> **DIRECTIONS**
Return the lines of the data below in which the string "this" occurs.

___ RECORD SET

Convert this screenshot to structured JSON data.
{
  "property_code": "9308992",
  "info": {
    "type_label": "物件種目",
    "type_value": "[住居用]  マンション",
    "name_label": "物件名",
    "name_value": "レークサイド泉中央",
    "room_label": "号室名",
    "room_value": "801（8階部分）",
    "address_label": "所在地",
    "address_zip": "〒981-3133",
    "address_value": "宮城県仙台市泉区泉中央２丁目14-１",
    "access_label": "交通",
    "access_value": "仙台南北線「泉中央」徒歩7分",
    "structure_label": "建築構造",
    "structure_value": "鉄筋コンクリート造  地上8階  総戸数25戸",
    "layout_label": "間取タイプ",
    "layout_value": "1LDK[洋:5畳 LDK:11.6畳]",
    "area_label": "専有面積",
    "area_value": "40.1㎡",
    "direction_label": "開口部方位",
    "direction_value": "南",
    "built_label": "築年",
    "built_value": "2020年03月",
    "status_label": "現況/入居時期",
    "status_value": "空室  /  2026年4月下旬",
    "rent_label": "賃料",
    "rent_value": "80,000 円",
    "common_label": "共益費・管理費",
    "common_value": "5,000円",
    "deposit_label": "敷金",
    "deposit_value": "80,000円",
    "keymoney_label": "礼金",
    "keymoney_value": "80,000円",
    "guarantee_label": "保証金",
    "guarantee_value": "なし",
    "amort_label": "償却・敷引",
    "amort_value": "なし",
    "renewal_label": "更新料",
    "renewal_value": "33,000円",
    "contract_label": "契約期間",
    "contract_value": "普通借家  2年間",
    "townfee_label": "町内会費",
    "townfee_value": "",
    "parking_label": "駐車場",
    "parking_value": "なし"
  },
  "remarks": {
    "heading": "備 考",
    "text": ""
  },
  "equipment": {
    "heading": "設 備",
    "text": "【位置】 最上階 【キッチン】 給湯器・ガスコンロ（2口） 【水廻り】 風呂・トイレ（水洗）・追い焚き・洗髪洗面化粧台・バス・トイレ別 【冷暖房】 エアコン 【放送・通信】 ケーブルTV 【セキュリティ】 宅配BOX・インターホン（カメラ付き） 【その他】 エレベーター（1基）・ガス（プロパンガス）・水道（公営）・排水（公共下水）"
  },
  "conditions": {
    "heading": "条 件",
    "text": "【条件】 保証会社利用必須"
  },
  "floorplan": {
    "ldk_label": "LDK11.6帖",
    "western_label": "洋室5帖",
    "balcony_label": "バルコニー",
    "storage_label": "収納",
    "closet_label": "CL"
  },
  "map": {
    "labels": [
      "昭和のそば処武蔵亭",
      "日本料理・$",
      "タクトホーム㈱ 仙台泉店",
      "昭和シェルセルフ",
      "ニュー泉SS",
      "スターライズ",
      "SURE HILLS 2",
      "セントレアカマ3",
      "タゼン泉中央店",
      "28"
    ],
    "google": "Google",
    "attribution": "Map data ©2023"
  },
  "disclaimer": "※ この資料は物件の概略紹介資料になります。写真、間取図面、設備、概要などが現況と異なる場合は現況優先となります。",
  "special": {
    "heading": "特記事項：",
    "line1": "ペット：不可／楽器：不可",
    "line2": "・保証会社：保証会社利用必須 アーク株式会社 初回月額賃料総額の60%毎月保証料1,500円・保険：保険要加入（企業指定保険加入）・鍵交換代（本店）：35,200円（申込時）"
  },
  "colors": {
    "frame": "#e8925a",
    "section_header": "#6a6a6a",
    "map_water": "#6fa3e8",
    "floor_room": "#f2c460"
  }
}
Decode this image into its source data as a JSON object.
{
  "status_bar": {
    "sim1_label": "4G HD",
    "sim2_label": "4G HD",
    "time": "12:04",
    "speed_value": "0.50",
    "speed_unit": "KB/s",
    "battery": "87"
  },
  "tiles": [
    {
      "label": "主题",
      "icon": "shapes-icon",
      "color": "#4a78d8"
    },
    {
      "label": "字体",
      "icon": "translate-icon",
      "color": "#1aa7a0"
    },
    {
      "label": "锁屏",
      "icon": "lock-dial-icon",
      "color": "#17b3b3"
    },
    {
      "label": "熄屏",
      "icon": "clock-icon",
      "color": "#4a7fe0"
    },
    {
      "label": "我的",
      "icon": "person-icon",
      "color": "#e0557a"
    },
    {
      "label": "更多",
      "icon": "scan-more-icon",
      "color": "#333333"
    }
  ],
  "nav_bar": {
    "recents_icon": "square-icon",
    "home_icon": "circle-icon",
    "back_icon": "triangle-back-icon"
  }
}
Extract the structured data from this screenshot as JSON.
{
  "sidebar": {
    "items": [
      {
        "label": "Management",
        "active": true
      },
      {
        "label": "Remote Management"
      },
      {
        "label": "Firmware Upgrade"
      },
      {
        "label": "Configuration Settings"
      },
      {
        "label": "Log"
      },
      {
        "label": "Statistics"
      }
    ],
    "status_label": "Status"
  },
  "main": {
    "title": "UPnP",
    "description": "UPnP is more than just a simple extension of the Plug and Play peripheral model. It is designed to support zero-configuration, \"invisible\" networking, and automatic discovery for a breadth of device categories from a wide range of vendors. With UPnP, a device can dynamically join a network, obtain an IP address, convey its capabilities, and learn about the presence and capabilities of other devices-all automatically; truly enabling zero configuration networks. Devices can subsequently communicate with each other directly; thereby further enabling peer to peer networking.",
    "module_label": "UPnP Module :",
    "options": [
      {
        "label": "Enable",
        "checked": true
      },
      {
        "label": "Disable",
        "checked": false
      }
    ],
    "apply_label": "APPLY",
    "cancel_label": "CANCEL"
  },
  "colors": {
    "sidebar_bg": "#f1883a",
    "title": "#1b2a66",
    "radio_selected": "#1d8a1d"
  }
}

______

> **REPLY**
Convert this screenshot to structured JSON data.
Decode this image into its source data as a JSON object.
Extract the structured data from this screenshot as JSON.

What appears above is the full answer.